Problem details => Your answer consists of the lines in the data that contain "Страховые". Copy each of them.

Record set =>
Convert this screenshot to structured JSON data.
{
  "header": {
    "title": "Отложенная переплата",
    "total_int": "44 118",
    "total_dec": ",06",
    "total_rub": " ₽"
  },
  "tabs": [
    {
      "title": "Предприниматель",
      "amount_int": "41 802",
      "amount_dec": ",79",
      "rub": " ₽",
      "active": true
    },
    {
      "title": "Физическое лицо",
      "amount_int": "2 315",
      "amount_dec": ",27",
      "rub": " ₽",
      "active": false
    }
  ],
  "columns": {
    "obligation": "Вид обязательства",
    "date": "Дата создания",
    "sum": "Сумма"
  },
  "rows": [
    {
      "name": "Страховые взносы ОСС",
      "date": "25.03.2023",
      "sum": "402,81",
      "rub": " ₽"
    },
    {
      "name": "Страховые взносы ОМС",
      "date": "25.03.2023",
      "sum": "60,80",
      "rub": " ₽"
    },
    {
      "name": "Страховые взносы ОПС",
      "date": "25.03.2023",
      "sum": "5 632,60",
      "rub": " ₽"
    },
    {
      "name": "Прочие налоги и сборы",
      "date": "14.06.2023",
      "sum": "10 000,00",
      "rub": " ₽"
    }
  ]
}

Written solution =>
      "name": "Страховые взносы ОСС",
      "name": "Страховые взносы ОМС",
      "name": "Страховые взносы ОПС",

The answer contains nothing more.